Along the way, there is much fun to be had. The Iron Giant is a quietly subversive offering, especially in the way it gently pokes fun at 1950s sci-fi B-movies (“Darn, a perfectly good brain wasted!”), McCarthyism, and Cold War propaganda films. More importantly, the film contains an unfashionable and deeply committed pacifist message. When the giant is attacked by US troops, it reacts defensively, at one point turning itself into a War of the Worlds-type killing machine. Consequently, despite the fact that this is a tremendously heroic adventure story, it is also, crucially, a film that for once does not invite children to cheer at violence. Another unconventional element in the story is that Hogarth is the teacher/mentor figure, not any adult or even the giant. He explains to the giant about morality, life, death and the ability to choose good over evil (especially poignant in scenes where the giant decides he wants to emulate Superman).

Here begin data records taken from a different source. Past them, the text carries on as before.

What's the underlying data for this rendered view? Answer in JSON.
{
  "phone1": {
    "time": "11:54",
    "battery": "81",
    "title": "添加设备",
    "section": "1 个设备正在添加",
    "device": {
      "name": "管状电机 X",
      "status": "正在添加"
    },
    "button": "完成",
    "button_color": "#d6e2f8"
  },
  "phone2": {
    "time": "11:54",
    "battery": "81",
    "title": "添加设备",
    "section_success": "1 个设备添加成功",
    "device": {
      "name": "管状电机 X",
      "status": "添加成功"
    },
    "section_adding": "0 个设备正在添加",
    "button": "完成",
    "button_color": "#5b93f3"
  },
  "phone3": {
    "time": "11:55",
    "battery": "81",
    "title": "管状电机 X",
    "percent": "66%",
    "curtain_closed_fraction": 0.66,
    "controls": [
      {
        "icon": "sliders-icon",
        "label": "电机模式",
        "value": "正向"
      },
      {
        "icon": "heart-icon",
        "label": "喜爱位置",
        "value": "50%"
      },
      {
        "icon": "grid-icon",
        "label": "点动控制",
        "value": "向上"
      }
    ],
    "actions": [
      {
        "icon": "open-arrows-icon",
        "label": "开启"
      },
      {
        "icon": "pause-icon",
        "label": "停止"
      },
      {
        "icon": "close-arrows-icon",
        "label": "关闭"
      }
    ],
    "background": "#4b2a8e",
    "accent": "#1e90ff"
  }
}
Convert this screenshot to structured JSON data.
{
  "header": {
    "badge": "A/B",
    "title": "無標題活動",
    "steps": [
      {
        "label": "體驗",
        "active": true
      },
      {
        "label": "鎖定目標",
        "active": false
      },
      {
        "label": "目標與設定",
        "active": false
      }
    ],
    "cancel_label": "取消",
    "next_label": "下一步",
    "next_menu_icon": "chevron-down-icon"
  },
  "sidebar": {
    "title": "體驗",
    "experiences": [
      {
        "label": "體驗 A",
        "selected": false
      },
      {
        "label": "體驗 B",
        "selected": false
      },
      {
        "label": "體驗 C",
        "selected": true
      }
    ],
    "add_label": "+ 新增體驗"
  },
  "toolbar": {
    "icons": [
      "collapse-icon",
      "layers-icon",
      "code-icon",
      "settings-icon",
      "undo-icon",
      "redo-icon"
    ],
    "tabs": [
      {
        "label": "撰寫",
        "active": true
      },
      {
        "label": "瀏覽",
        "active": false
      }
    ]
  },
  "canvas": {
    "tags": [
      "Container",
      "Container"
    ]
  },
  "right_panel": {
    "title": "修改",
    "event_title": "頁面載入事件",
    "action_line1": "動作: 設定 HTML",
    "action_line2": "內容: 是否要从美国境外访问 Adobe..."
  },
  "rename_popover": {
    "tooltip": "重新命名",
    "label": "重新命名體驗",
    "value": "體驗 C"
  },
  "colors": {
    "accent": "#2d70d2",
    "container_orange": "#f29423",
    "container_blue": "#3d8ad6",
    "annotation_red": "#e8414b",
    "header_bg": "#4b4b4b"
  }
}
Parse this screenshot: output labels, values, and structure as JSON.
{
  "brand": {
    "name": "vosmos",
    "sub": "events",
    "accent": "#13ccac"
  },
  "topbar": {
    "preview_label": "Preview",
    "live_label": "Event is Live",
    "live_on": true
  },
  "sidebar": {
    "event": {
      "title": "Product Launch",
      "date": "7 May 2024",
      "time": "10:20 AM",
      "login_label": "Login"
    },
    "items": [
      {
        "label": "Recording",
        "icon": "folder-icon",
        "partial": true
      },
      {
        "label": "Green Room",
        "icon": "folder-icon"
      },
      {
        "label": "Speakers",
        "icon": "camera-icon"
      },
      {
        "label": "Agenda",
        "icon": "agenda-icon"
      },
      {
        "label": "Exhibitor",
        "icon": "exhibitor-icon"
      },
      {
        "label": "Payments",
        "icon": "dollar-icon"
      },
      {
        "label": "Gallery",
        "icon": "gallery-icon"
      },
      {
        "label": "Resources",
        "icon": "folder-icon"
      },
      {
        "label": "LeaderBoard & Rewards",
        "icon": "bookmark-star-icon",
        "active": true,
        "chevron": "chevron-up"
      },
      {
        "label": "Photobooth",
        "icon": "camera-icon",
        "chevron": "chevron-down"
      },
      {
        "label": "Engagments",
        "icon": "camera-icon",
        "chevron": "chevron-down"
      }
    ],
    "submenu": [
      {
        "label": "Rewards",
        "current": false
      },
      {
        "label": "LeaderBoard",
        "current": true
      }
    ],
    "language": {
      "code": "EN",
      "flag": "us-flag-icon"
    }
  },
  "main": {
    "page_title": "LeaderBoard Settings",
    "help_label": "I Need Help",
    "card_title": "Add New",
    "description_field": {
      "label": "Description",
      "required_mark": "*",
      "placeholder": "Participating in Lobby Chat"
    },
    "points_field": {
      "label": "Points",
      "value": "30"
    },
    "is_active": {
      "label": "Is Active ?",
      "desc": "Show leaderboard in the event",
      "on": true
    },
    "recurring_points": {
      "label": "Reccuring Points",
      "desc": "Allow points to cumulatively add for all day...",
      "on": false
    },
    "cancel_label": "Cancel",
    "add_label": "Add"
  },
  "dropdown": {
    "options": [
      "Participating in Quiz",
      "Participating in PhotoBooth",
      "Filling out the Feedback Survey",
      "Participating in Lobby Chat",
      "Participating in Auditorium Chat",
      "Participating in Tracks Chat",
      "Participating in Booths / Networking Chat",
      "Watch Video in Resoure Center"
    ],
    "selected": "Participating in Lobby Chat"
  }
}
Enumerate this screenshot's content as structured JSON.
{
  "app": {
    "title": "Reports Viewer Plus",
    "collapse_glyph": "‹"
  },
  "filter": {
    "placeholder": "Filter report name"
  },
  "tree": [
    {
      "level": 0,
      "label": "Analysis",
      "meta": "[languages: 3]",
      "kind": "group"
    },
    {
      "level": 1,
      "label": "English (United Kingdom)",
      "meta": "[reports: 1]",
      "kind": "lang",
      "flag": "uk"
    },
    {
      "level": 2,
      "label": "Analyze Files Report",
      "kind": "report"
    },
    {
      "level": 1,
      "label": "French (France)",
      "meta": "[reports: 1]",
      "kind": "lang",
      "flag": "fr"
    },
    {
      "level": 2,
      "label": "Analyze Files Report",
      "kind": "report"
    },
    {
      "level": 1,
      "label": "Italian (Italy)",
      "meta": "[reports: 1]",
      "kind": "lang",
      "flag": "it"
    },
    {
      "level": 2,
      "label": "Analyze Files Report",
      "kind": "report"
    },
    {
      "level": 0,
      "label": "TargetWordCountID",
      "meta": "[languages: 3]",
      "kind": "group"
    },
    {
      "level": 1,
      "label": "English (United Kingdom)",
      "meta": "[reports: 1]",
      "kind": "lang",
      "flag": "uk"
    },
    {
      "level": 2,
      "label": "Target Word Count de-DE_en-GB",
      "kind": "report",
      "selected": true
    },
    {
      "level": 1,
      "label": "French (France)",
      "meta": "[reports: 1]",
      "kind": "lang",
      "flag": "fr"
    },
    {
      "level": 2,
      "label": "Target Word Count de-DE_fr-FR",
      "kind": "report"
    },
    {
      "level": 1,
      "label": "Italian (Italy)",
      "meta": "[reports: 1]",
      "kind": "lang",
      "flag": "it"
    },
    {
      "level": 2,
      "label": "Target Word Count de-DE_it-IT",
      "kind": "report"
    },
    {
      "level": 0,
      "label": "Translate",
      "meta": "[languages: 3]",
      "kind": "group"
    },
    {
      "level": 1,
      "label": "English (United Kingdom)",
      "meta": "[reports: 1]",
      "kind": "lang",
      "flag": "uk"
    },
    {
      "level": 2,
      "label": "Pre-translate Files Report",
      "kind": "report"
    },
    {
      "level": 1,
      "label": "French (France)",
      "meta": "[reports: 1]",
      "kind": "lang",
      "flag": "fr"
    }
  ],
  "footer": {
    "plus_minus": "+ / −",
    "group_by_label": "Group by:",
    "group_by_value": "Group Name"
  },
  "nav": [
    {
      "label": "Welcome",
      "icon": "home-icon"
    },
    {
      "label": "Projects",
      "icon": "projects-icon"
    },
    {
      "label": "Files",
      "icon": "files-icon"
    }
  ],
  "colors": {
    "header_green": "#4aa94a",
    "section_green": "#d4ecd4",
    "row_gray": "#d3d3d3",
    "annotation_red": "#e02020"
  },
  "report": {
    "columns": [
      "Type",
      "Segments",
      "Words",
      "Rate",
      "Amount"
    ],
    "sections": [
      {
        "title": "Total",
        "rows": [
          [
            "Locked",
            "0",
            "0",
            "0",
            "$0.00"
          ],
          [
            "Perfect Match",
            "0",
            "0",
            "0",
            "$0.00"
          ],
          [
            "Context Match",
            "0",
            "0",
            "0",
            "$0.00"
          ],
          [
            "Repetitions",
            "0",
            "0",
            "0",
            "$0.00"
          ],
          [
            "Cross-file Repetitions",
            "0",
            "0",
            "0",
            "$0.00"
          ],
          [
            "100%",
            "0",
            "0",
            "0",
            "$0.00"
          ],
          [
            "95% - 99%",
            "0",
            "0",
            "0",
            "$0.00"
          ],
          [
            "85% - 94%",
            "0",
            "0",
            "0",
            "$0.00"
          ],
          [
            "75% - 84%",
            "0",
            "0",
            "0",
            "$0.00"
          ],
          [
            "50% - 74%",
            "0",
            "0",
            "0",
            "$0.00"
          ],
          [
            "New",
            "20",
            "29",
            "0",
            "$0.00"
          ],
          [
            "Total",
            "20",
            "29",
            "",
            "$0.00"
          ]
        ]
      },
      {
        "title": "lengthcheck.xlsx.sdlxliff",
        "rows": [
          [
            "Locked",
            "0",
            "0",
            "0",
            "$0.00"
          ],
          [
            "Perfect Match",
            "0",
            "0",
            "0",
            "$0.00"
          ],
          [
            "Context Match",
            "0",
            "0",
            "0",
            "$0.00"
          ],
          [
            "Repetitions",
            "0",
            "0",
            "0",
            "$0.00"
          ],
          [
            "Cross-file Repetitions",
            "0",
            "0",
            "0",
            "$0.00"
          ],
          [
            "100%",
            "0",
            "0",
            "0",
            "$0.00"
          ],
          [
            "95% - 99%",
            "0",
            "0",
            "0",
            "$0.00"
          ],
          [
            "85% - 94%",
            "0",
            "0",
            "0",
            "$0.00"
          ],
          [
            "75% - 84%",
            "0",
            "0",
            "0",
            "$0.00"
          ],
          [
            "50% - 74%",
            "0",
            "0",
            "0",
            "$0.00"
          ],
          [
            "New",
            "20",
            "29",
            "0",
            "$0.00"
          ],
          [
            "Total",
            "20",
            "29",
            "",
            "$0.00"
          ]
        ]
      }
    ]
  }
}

The heart of The Iron Giant is all about that choice. It explores both the potential for great good and great evil within humanity. Despite initial terror at discovering a huge alien robot inside the forest, Hogarth conquers his fear and saves the giant from electrocution, thus initiating their friendship. By contrast, Kent Manley’s continual tirades of cowardice and fear-mongering are corrosive, paranoid and delusional to the point that he is prepared to recklessly order a nuclear strike on the giant, despite the fact that by that point the military has seen the giant is defensive only, reacting only when they fire on it.
Ultimately, a tear-jerking, Christ-like element of sacrifice is introduced into the story, and for a family film, The Iron Giant could hardly grapple with weightier issues. In summary, this is one case where the cliché recommendation of “great film for all the family” really does apply, as it is one of the very best and most underrated films for people of all ages.